By the 1990s, larger mammals began to appear in the shadows. Coyotes, bobcats and black bears turned up miles from the nearest woodlot, and mountain lions prowled the urban fringe.
And there is more. Alligators bounced back from near extinction to populate creeks and ponds from Miami to Memphis. Aquatic mammals such as beavers and sea lions staged remarkable comebacks, including in urban waters. Fishers, members of the weasel family once regarded as reclusive denizens of northern forests, found homes from cushy Philadelphia suburbs to the mean streets of New York. In the Southern California city where I live, the newest addition to our urban menagerie is a small population of badgers.
How long will it be until wolves show up in the Denver suburbs?
New animals, new policies
Human residents of these cities tend to react in one of two ways — with surprise or fear — to reports of such charismatic wildlife in their midst. There are historical reasons for both responses, but neither makes much sense today.
People react with surprise because most still cling to the old belief that wild animals need wild areas. What these animals actually need is habitat. A suitable habitat does not have to be a remote wilderness or protected sanctuary; it must only have sufficient resources to attract and support a population. For a growing cadre of wild species, American cities provide a wealth of such resources.
People react with fear because they have been led to believe that any wild animal bigger than breadbox must be dangerous. Wild animals certainly deserve our respect. A little caution can help people avoid unpleasant encounters, and extra vigilance is a good idea whenever pets or children are involved. Large wild animals can carry diseases, but proper management can reduce the risks. And predators can help control diseases by consuming rodent and insect pests.
Despite their reputations, large wild animals are just not very dangerous. By far the most dangerous animals in North America, as measured in human fatalities, are bees, wasps and hornets. Next are dogs — man’s best friend — followed by spiders, snakes, scorpions, centipedes and rats. The most dangerous animal, globally and throughout human history, is undoubtedly the mosquito. Coyotes are nowhere on the list.

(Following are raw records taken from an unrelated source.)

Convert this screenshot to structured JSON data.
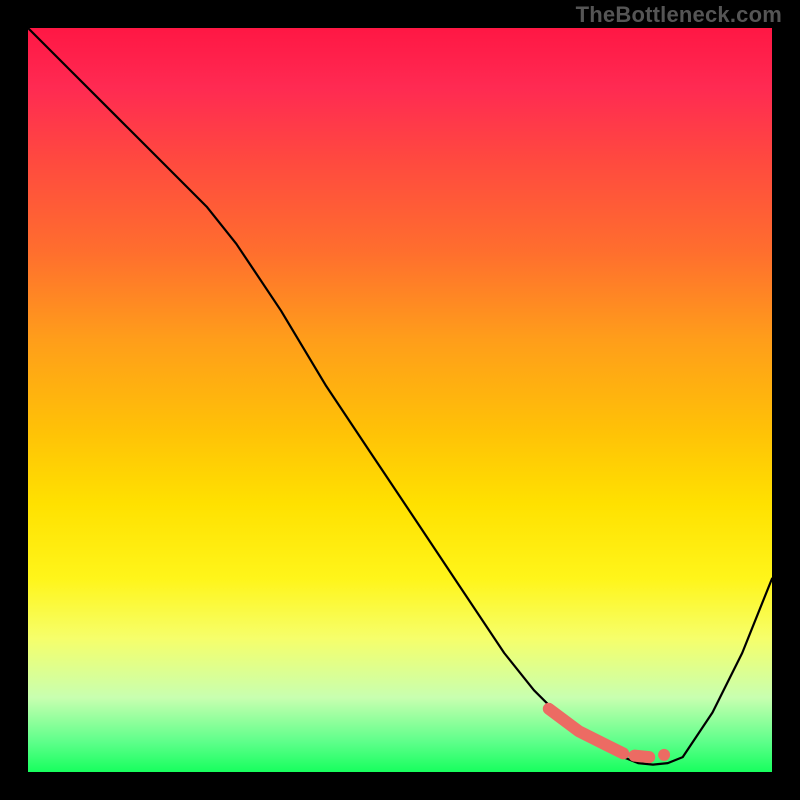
{
  "watermark": "TheBottleneck.com",
  "colors": {
    "highlight": "#ec6b63",
    "line": "#000000",
    "gradient_top": "#ff1744",
    "gradient_bottom": "#17ff5e"
  },
  "chart_data": {
    "type": "line",
    "title": "",
    "xlabel": "",
    "ylabel": "",
    "xlim": [
      0,
      100
    ],
    "ylim": [
      0,
      100
    ],
    "grid": false,
    "legend": false,
    "note": "Axes have no tick labels in the image; values below are estimated from pixel positions on a 0–100 normalized scale for each axis (0,0 at bottom-left). The curve descends from top-left to a trough near x≈82 then rises toward the right edge.",
    "series": [
      {
        "name": "curve",
        "x": [
          0,
          6,
          12,
          18,
          24,
          28,
          34,
          40,
          46,
          52,
          58,
          64,
          68,
          72,
          76,
          80,
          82,
          84,
          86,
          88,
          92,
          96,
          100
        ],
        "y": [
          100,
          94,
          88,
          82,
          76,
          71,
          62,
          52,
          43,
          34,
          25,
          16,
          11,
          7,
          4,
          2,
          1.2,
          1.0,
          1.2,
          2,
          8,
          16,
          26
        ]
      }
    ],
    "highlight_segment": {
      "description": "Thick salmon-colored stroke along the curve near its minimum, roughly x≈70–86, split into an L-shaped piece plus a short dash and a dot.",
      "x_range": [
        70,
        86
      ],
      "pieces": [
        {
          "kind": "path",
          "x": [
            70,
            74,
            78,
            80
          ],
          "y": [
            8.5,
            5.5,
            3.5,
            2.5
          ]
        },
        {
          "kind": "dash",
          "x": [
            81.5,
            83.5
          ],
          "y": [
            2.2,
            2.0
          ]
        },
        {
          "kind": "dot",
          "x": 85.5,
          "y": 2.3
        }
      ]
    }
  }
}
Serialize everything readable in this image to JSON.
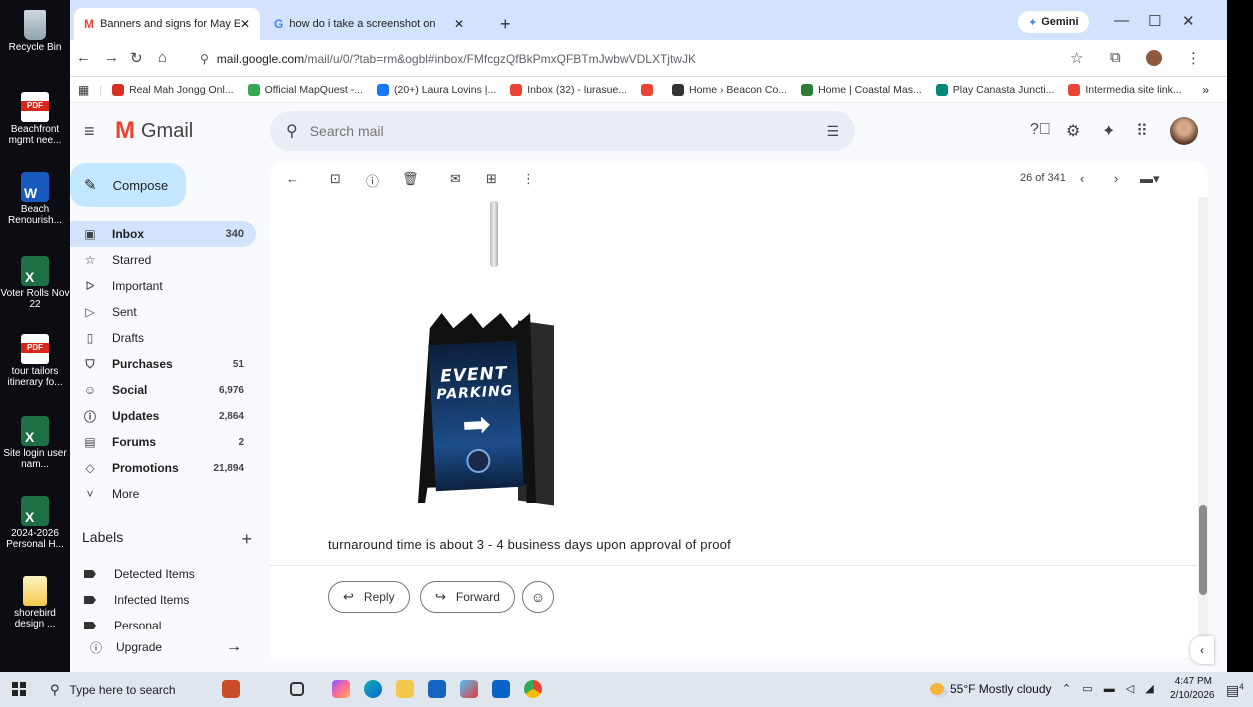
{
  "desktop": {
    "icons": [
      {
        "label": "Recycle Bin",
        "type": "bin"
      },
      {
        "label": "Beachfront mgmt nee...",
        "type": "pdf"
      },
      {
        "label": "Beach Renourish...",
        "type": "word"
      },
      {
        "label": "Voter Rolls Nov 22",
        "type": "excel"
      },
      {
        "label": "tour tailors itinerary fo...",
        "type": "pdf"
      },
      {
        "label": "Site login user nam...",
        "type": "excel"
      },
      {
        "label": "2024-2026 Personal H...",
        "type": "excel"
      },
      {
        "label": "shorebird design ...",
        "type": "folder"
      }
    ]
  },
  "browser": {
    "tabs": [
      {
        "title": "Banners and signs for May Even",
        "favicon": "M",
        "active": true
      },
      {
        "title": "how do i take a screenshot on",
        "favicon": "G",
        "active": false
      }
    ],
    "new_tab": "+",
    "gemini_label": "Gemini",
    "url_host": "mail.google.com",
    "url_path": "/mail/u/0/?tab=rm&ogbl#inbox/FMfcgzQfBkPmxQFBTmJwbwVDLXTjtwJK",
    "bookmarks": [
      {
        "label": "Real Mah Jongg Onl...",
        "color": "#d93025"
      },
      {
        "label": "Official MapQuest -...",
        "color": "#34a853"
      },
      {
        "label": "(20+) Laura Lovins |...",
        "color": "#1877f2"
      },
      {
        "label": "Inbox (32) - lurasue...",
        "color": "#ea4335"
      },
      {
        "label": "",
        "color": "#ea4335"
      },
      {
        "label": "Home › Beacon Co...",
        "color": "#333333"
      },
      {
        "label": "Home | Coastal Mas...",
        "color": "#2e7d32"
      },
      {
        "label": "Play Canasta Juncti...",
        "color": "#00897b"
      },
      {
        "label": "Intermedia site link...",
        "color": "#ea4335"
      }
    ],
    "bookmarks_more": "»"
  },
  "gmail": {
    "brand": "Gmail",
    "search_placeholder": "Search mail",
    "compose_label": "Compose",
    "nav": [
      {
        "label": "Inbox",
        "count": "340",
        "icon": "inbox-icon",
        "glyph": "▣",
        "active": true,
        "bold": true
      },
      {
        "label": "Starred",
        "count": "",
        "icon": "star-icon",
        "glyph": "☆",
        "active": false,
        "bold": false
      },
      {
        "label": "Important",
        "count": "",
        "icon": "important-icon",
        "glyph": "ᐅ",
        "active": false,
        "bold": false
      },
      {
        "label": "Sent",
        "count": "",
        "icon": "send-icon",
        "glyph": "▷",
        "active": false,
        "bold": false
      },
      {
        "label": "Drafts",
        "count": "",
        "icon": "draft-icon",
        "glyph": "▯",
        "active": false,
        "bold": false
      },
      {
        "label": "Purchases",
        "count": "51",
        "icon": "purchases-icon",
        "glyph": "⛉",
        "active": false,
        "bold": true
      },
      {
        "label": "Social",
        "count": "6,976",
        "icon": "social-icon",
        "glyph": "☺",
        "active": false,
        "bold": true
      },
      {
        "label": "Updates",
        "count": "2,864",
        "icon": "updates-icon",
        "glyph": "ⓘ",
        "active": false,
        "bold": true
      },
      {
        "label": "Forums",
        "count": "2",
        "icon": "forums-icon",
        "glyph": "▤",
        "active": false,
        "bold": true
      },
      {
        "label": "Promotions",
        "count": "21,894",
        "icon": "promotions-icon",
        "glyph": "◇",
        "active": false,
        "bold": true
      },
      {
        "label": "More",
        "count": "",
        "icon": "chevron-down-icon",
        "glyph": "˅",
        "active": false,
        "bold": false
      }
    ],
    "labels_heading": "Labels",
    "labels": [
      "Detected Items",
      "Infected Items",
      "Personal"
    ],
    "upgrade_label": "Upgrade",
    "pager": "26 of 341",
    "sign": {
      "line1": "EVENT",
      "line2": "PARKING"
    },
    "body_text": "turnaround time is about 3 - 4 business days upon approval of proof",
    "reply_label": "Reply",
    "forward_label": "Forward"
  },
  "taskbar": {
    "search_placeholder": "Type here to search",
    "weather": "55°F  Mostly cloudy",
    "time": "4:47 PM",
    "date": "2/10/2026",
    "notifications": "4"
  }
}
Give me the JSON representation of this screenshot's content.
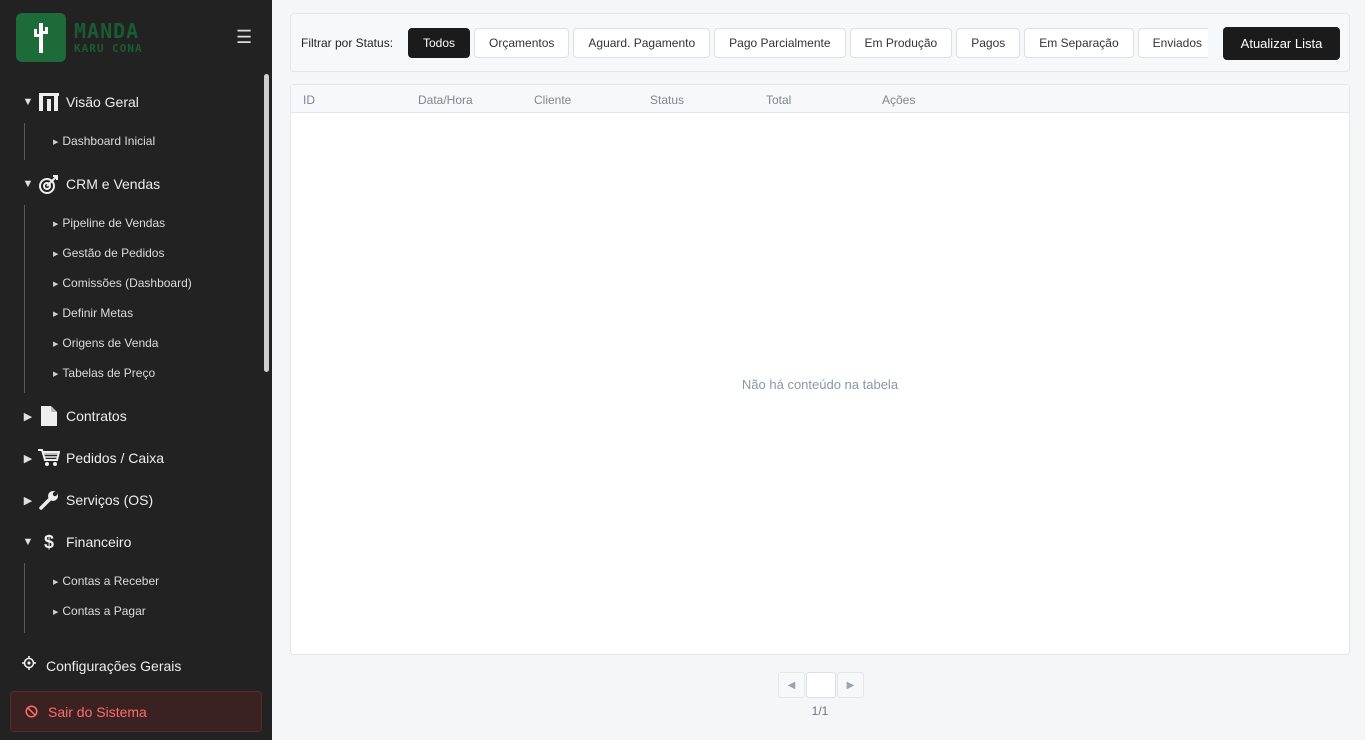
{
  "brand": {
    "line1": "MANDA",
    "line2": "KARU CONA"
  },
  "sidebar": {
    "sections": [
      {
        "label": "Visão Geral",
        "icon": "chart-bars-icon",
        "expanded": true,
        "items": [
          "Dashboard Inicial"
        ]
      },
      {
        "label": "CRM e Vendas",
        "icon": "target-icon",
        "expanded": true,
        "items": [
          "Pipeline de Vendas",
          "Gestão de Pedidos",
          "Comissões (Dashboard)",
          "Definir Metas",
          "Origens de Venda",
          "Tabelas de Preço"
        ]
      },
      {
        "label": "Contratos",
        "icon": "document-icon",
        "expanded": false,
        "items": []
      },
      {
        "label": "Pedidos / Caixa",
        "icon": "cart-icon",
        "expanded": false,
        "items": []
      },
      {
        "label": "Serviços (OS)",
        "icon": "wrench-icon",
        "expanded": false,
        "items": []
      },
      {
        "label": "Financeiro",
        "icon": "dollar-icon",
        "expanded": true,
        "items": [
          "Contas a Receber",
          "Contas a Pagar"
        ]
      }
    ],
    "config_label": "Configurações Gerais",
    "logout_label": "Sair do Sistema"
  },
  "filter": {
    "label": "Filtrar por Status:",
    "chips": [
      "Todos",
      "Orçamentos",
      "Aguard. Pagamento",
      "Pago Parcialmente",
      "Em Produção",
      "Pagos",
      "Em Separação",
      "Enviados"
    ],
    "active": "Todos",
    "refresh_label": "Atualizar Lista"
  },
  "table": {
    "columns": [
      "ID",
      "Data/Hora",
      "Cliente",
      "Status",
      "Total",
      "Ações"
    ],
    "empty_text": "Não há conteúdo na tabela"
  },
  "pagination": {
    "page_text": "1/1",
    "current": ""
  },
  "colors": {
    "sidebar_bg": "#222222",
    "brand_green": "#1e6b3a",
    "logout_text": "#ff6b6b",
    "accent_dark": "#1b1b1b"
  }
}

Nevertheless, officials have responded to coyote sightings in New York and other cities by rounding them up and moving them to more “appropriate” habitats. Usually, these efforts end with little trouble. But in at least one recent Manhattan case, the critter in question escaped after a chaotic and expensive three-hour pursuit that embarrassed the authorities and revealed the ad hoc nature of our policies.
This is an uncoordinated, unaffordable, unscientific, and unsustainable form of wildlife management.
A 21st-century approach to urban wildlife must include four elements:
- research is crucial for any management effort, but it is especially urgent in this case because wildlife scientists, who have long preferred to work in more pristine areas, know so little about urban ecosystems
- educational programs can help dispel myths and foster public support
- infrastructure upgrades — such as street signs, wildlife resistant trash bins, and nonreflective treatments that make glass windows more visible to birds — can help prevent unwanted human-wildlife encounters while protecting animals from injury and disease
- finally, clear policies, including rules of engagement and better coordination among the various agencies responsible for urban wildlife, are crucial for both long-range planning and responding to rare but genuine emergencies.
All of these measures are essential if America’s increasingly urban human population is to live in peace with its increasingly urban wildlife.
Peter Alagona is associate professor of history, geography and environmental studies at University of California, Santa Barbara. This article was originally published on The Conversation. Read the original article.